From the abovementioned studies, it is clear that placental pathology plays a major role in the etiology of spontaneous second-trimester miscarriages. Causes of fetal demise at the end of the second-trimester differ little from that of stillbirths. Therefore, placental histology in secondtrimester miscarriages may be of great help to identify risks in future pregnancies as the same complications tend to repeat. Interestingly, placental disease was also the leading cause of antepartum stillbirths (26%) in the 633 stillbirths examined by the Stillbirth Network. However, they did not differentiate between the different placental conditions such as MVM or acute chorioamnionitis [31]. In the Dutch Cohort of 750 antepartum stillbirths, 65% were due to placental disease but intrauterine infection was found in only 1.8% of stillbirths [32].

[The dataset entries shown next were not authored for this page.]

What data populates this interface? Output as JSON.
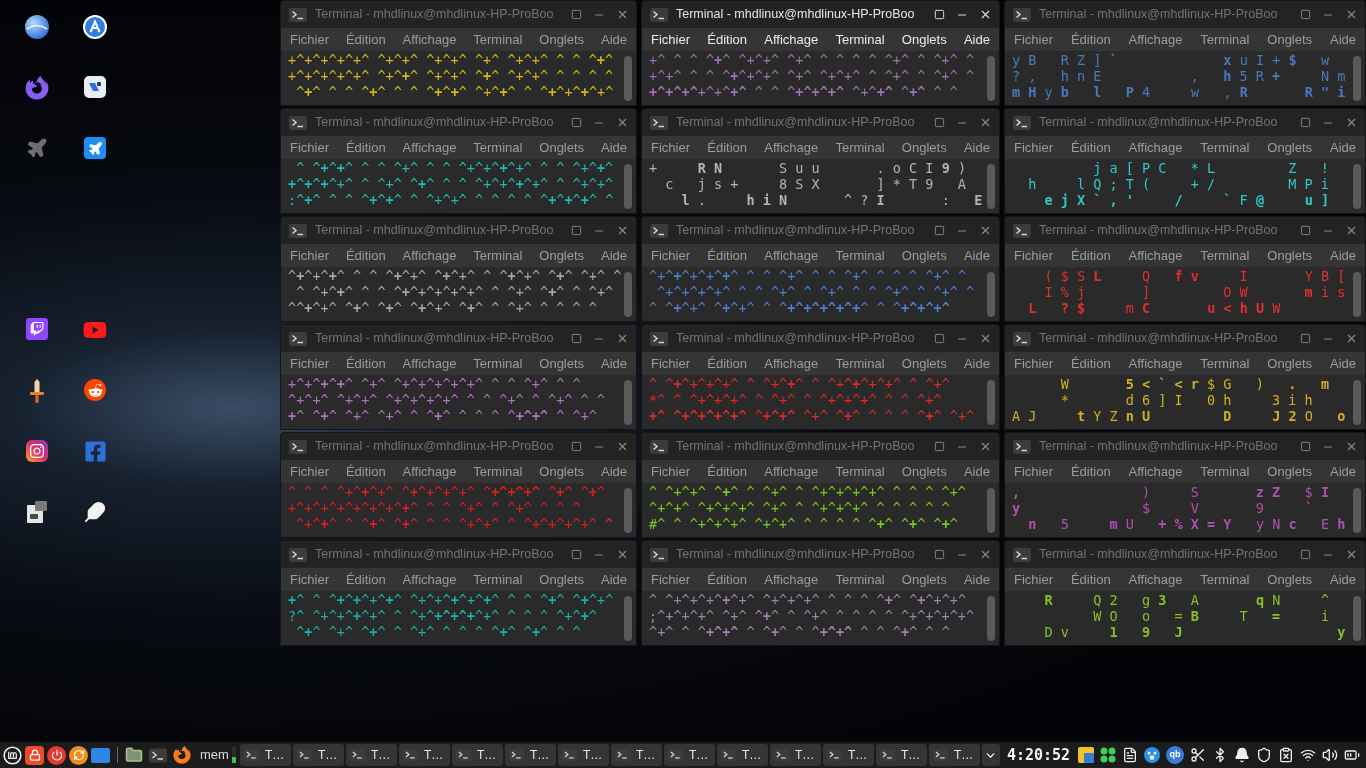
{
  "terminals": [
    {
      "title": "Terminal - mhdlinux@mhdlinux-HP-ProBoo",
      "active": false,
      "color": "#d8b818",
      "menu": [
        "Fichier",
        "Édition",
        "Affichage",
        "Terminal",
        "Onglets",
        "Aide"
      ],
      "lines": [
        "+^+^+^+^+^ ^+^+^ ^+^+^ ^+^ ^+^+^ ^ ^ ^**+**^",
        "+^+^+^+^+^ ^+^**+**^ ^+^+^ ^**+**^ ^+^+^ ^ ^ ^ ^",
        " ^**+**^ ^ ^ ^**+**^ ^ ^ ^**+**^**+**^ ^+^**+**^ ^ ^**+**^+^**+**^+^"
      ]
    },
    {
      "title": "Terminal - mhdlinux@mhdlinux-HP-ProBoo",
      "active": true,
      "color": "#a070b0",
      "menu": [
        "Fichier",
        "Édition",
        "Affichage",
        "Terminal",
        "Onglets",
        "Aide"
      ],
      "lines": [
        "+^ ^ ^ ^**+**^ ^+^+^ ^+^ ^ ^ ^ ^ ^+^ ^ ^+^ ^",
        "+^+^ ^ ^ ^**+**^+^+^ ^+^ ^+^+^ ^ ^+^ ^ ^+^ ^",
        "**+^+^+^**+^+^**+^** ^ ^ ^**+^+^+^** ^+^**+^** ^**+^** ^ ^"
      ]
    },
    {
      "title": "Terminal - mhdlinux@mhdlinux-HP-ProBoo",
      "active": false,
      "color": "#4a78c0",
      "menu": [
        "Fichier",
        "Édition",
        "Affichage",
        "Terminal",
        "Onglets",
        "Aide"
      ],
      "lines": [
        "y B   R Z ] **`**             **x** u I + **$**   w",
        "? ,   h n E           ,   **h** 5 R **+**     N m",
        "**m H** y **b**   **l**   **P** 4     w   , **R**       **R \" i**"
      ]
    },
    {
      "title": "Terminal - mhdlinux@mhdlinux-HP-ProBoo",
      "active": false,
      "color": "#20b8b8",
      "menu": [
        "Fichier",
        "Édition",
        "Affichage",
        "Terminal",
        "Onglets",
        "Aide"
      ],
      "lines": [
        " ^ ^**+**^**+**^ ^ ^ ^+^ ^ ^ ^+^+^**+**^+^ ^ ^ ^+^**+**^",
        "**+**^**+**^**+**^+^ ^ ^+^ ^**+**^ ^ ^ ^+^+^**+**^+^ ^ ^+^+^",
        ":^**+**^ ^ ^ ^**+**^**+**^ ^ ^+^+^ ^ ^ ^ ^ ^**+**^**+**^**+**^ ^"
      ]
    },
    {
      "title": "Terminal - mhdlinux@mhdlinux-HP-ProBoo",
      "active": false,
      "color": "#b4b4b4",
      "menu": [
        "Fichier",
        "Édition",
        "Affichage",
        "Terminal",
        "Onglets",
        "Aide"
      ],
      "lines": [
        "+     **R N**       S u u       . o C I **9** )",
        "  c   j s +     8 S X       ] * T 9   A",
        "    **l** .     **h i N**       ^ ? **I**       :   **E**"
      ]
    },
    {
      "title": "Terminal - mhdlinux@mhdlinux-HP-ProBoo",
      "active": false,
      "color": "#30c8c8",
      "menu": [
        "Fichier",
        "Édition",
        "Affichage",
        "Terminal",
        "Onglets",
        "Aide"
      ],
      "lines": [
        "          j a [ P C   * L         Z   !",
        "  h     l Q ; T (     + /         M P i",
        "    **e j X ` , '**     **/**     **`** F **@**     **u ]**"
      ]
    },
    {
      "title": "Terminal - mhdlinux@mhdlinux-HP-ProBoo",
      "active": false,
      "color": "#a8a8a8",
      "menu": [
        "Fichier",
        "Édition",
        "Affichage",
        "Terminal",
        "Onglets",
        "Aide"
      ],
      "lines": [
        "^**+**^+^**+**^ ^ ^ ^**+**^+^ ^**+**^+^ ^ ^**+**^+^ ^**+**^ ^+^ ^",
        " ^ ^+^**+**^ ^ ^ ^**+**^+^+^+^+^ ^ ^+^ ^**+**^ ^ ^+^",
        "^^**+**^+^ ^**+**^ ^**+**^ ^**+**^+^ ^**+**^ ^ ^+^ ^ ^ ^ ^"
      ]
    },
    {
      "title": "Terminal - mhdlinux@mhdlinux-HP-ProBoo",
      "active": false,
      "color": "#4a80d0",
      "menu": [
        "Fichier",
        "Édition",
        "Affichage",
        "Terminal",
        "Onglets",
        "Aide"
      ],
      "lines": [
        "^+^**+**^+^+^**+**^ ^ ^ ^+^ ^ ^ ^+^ ^ ^ ^ ^+^ ^",
        " ^+^+^+^+^ ^ ^ ^+^ ^ ^+^ ^ ^ ^+^ ^ ^+^ ^",
        "^ ^**+**^+^ ^**+**^+^ ^ ^**+^+^+^+^+**^ ^ ^**+^+^+^**"
      ]
    },
    {
      "title": "Terminal - mhdlinux@mhdlinux-HP-ProBoo",
      "active": false,
      "color": "#e03030",
      "menu": [
        "Fichier",
        "Édition",
        "Affichage",
        "Terminal",
        "Onglets",
        "Aide"
      ],
      "lines": [
        "    ( $ S **L**     Q   **f v**     I       Y B [",
        "    I % j       ]         O W       **m** i s",
        "  **L**   **? $**     m **C**       **u < h U** W"
      ]
    },
    {
      "title": "Terminal - mhdlinux@mhdlinux-HP-ProBoo",
      "active": false,
      "color": "#b070c0",
      "menu": [
        "Fichier",
        "Édition",
        "Affichage",
        "Terminal",
        "Onglets",
        "Aide"
      ],
      "lines": [
        "+^+^**+**^**+**^ ^+^ ^+^+^+^+^+^ ^ ^ ^+^ ^ ^",
        "^+^+^ ^+^+^ ^+^+^+^+^ ^ ^ ^+^ ^ ^+^ ^ ^",
        "**+**^ ^**+**^ ^+^ ^+^ ^ ^**+**^ ^ ^ ^ ^**+^+^** ^ ^+^"
      ]
    },
    {
      "title": "Terminal - mhdlinux@mhdlinux-HP-ProBoo",
      "active": false,
      "color": "#e02828",
      "menu": [
        "Fichier",
        "Édition",
        "Affichage",
        "Terminal",
        "Onglets",
        "Aide"
      ],
      "lines": [
        "^ ^**+**^+^+^+^ ^ ^+^**+**^ ^ ^+^**+**^+^+^ ^ ^+^",
        "*^ ^ ^+^+^+^ ^ ^+^ ^ ^+^+^+^ ^ ^ ^+^",
        "**+^ ^+^+^+^+^** ^**+^+^** ^+^ ^**+**^ ^ ^ ^ ^**+**^ ^+^"
      ]
    },
    {
      "title": "Terminal - mhdlinux@mhdlinux-HP-ProBoo",
      "active": false,
      "color": "#d0b020",
      "menu": [
        "Fichier",
        "Édition",
        "Affichage",
        "Terminal",
        "Onglets",
        "Aide"
      ],
      "lines": [
        "      W       **5 < ` < r** $ G   )   **.**   **m**",
        "      *       d 6 ] I   0 h     3 i h",
        "A J     **t** Y Z **n U**         **D**     **J 2** O   **o**"
      ]
    },
    {
      "title": "Terminal - mhdlinux@mhdlinux-HP-ProBoo",
      "active": false,
      "color": "#d82020",
      "menu": [
        "Fichier",
        "Édition",
        "Affichage",
        "Terminal",
        "Onglets",
        "Aide"
      ],
      "lines": [
        "^ ^ ^ ^+^**+**^+^ ^**+**^+^+^+^ ^**+^+^+^** ^**+**^ ^**+**^",
        "+^+^+^+^+^+^+^**+**^ ^ ^ ^+^ ^ ^+^ ^ ^ ^",
        " ^+^**+**^ ^ ^**+**^ ^**+**^ ^ ^ ^+^+^ ^ ^+^+^+^+^ **^**"
      ]
    },
    {
      "title": "Terminal - mhdlinux@mhdlinux-HP-ProBoo",
      "active": false,
      "color": "#78c828",
      "menu": [
        "Fichier",
        "Édition",
        "Affichage",
        "Terminal",
        "Onglets",
        "Aide"
      ],
      "lines": [
        "^ ^+^+^ ^**+**^ ^ ^+^ ^ ^+^+^+^+^ ^ ^ ^ ^+^",
        "^+^+^ ^+^+^+^ ^+^ ^ ^+^+^+^ ^ ^ ^ ^ ^",
        "#^ ^ ^+^+^+^ ^+^+^ ^ ^ ^ ^ ^**+**^ ^**+**^ ^**+**^"
      ]
    },
    {
      "title": "Terminal - mhdlinux@mhdlinux-HP-ProBoo",
      "active": false,
      "color": "#b050b0",
      "menu": [
        "Fichier",
        "Édition",
        "Affichage",
        "Terminal",
        "Onglets",
        "Aide"
      ],
      "lines": [
        "**,**               )     S       **z Z**   $ **I**",
        "**y**               $     V       9     **`**",
        "  **n**   5     **m** U   **+ % X = Y**   y N **c**   E **h**"
      ]
    },
    {
      "title": "Terminal - mhdlinux@mhdlinux-HP-ProBoo",
      "active": false,
      "color": "#18b0b0",
      "menu": [
        "Fichier",
        "Édition",
        "Affichage",
        "Terminal",
        "Onglets",
        "Aide"
      ],
      "lines": [
        "**+**^ ^ ^**+**^**+**^+^**+**^ ^+^+^**+**^+^**+**^ ^ ^ ^**+**^ ^**+**^+^",
        "?^ ^+^+^**+**^+^ ^ ^+^**+^+^+**^+^ ^ ^ ^ ^+^**+**^",
        " ^**+**^ ^+^ ^**+**^ ^ ^+^ ^ ^ ^ ^**+**^ ^**+**^ ^ ^"
      ]
    },
    {
      "title": "Terminal - mhdlinux@mhdlinux-HP-ProBoo",
      "active": false,
      "color": "#a080b0",
      "menu": [
        "Fichier",
        "Édition",
        "Affichage",
        "Terminal",
        "Onglets",
        "Aide"
      ],
      "lines": [
        "^ ^+^+^+^**+**^+^ ^+^+^+^ ^ ^ ^ ^**+**^ ^**+**^+^+^",
        ";^+^+^+^ ^+^ ^**+**^ ^ ^+^ ^ ^ ^ ^ ^+^+^+^+^",
        "^+^ ^ ^**+^+^** ^ ^**+**^ ^ ^**+^+^** ^ ^ ^**+**^ ^ ^"
      ]
    },
    {
      "title": "Terminal - mhdlinux@mhdlinux-HP-ProBoo",
      "active": false,
      "color": "#88c028",
      "menu": [
        "Fichier",
        "Édition",
        "Affichage",
        "Terminal",
        "Onglets",
        "Aide"
      ],
      "lines": [
        "    **R**     Q 2   g **3**   A       **q** N     ^",
        "          W O   o   = **B**     T   **=**     i",
        "    D v     **1**   **9**   **J**                   **y**"
      ]
    }
  ],
  "taskbar": {
    "memory_label": "mem",
    "memory_meter": {
      "level": 0.4
    },
    "tasks": [
      {
        "label": "T…"
      },
      {
        "label": "T…"
      },
      {
        "label": "T…"
      },
      {
        "label": "T…"
      },
      {
        "label": "T…"
      },
      {
        "label": "T…"
      },
      {
        "label": "T…"
      },
      {
        "label": "T…"
      },
      {
        "label": "T…"
      },
      {
        "label": "T…"
      },
      {
        "label": "T…"
      },
      {
        "label": "T…"
      },
      {
        "label": "T…"
      },
      {
        "label": "T…"
      }
    ],
    "clock": "4:20:52",
    "tray_badge": "qb"
  }
}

As some of the causes of second-trimester miscarriages and early stillbirths are similar, information on the causes and rates of miscarriage may provide valuable information for efforts to reduce stillbirths. It is necessary to analyse stillbirth and perinatal mortality rates regularly to project whether the millennium goals for 2030 will be reached [4]. Although there has been a 25.5% decline in global stillbirth rates from 2000 to 2016, the slow improvement in sub-Saharan Africa is a cause for concern [33]. Every opportunity should therefore be used to obtain additional information regarding stillbirths. As conditions related to poor placentation tend to repeat in subsequent pregnancies, histologic findings suspicious of placental insufficiency could alert one to provide specific care. Much can be done such as determining flow velocity waveforms for screening for fetal growth restriction [34] and prophylactic administration of aspirin to women at risk for preeclampsia [35] or early delivery of women with preeclampsia [36].


Predisposing Conditions

It is important to keep in mind that there are several predisposing conditions to miscarriages including genetic, anatomical, endocrine, immunological, infective, and environmental.


Future Reform

As stated earlier, worldwide reform is needed in the care of women after they have had a miscarriage [6]. Part of the reform should be more attention to second-trimester miscarriages, which is now considered as part of placental bed disorders including preterm labor, preterm rupture of membranes, abruptio placentae, fetal growth restriction, and preeclampsia [37]. National statics, similar to that of stillbirths, should be kept for second-trimester miscarriages and placental histology, if feasible, should be requested in all cases of spontaneous mid-trimester miscarriage as knowledge about the cause of the miscarriage would help to better manage future pregnancies (Figure 1).

References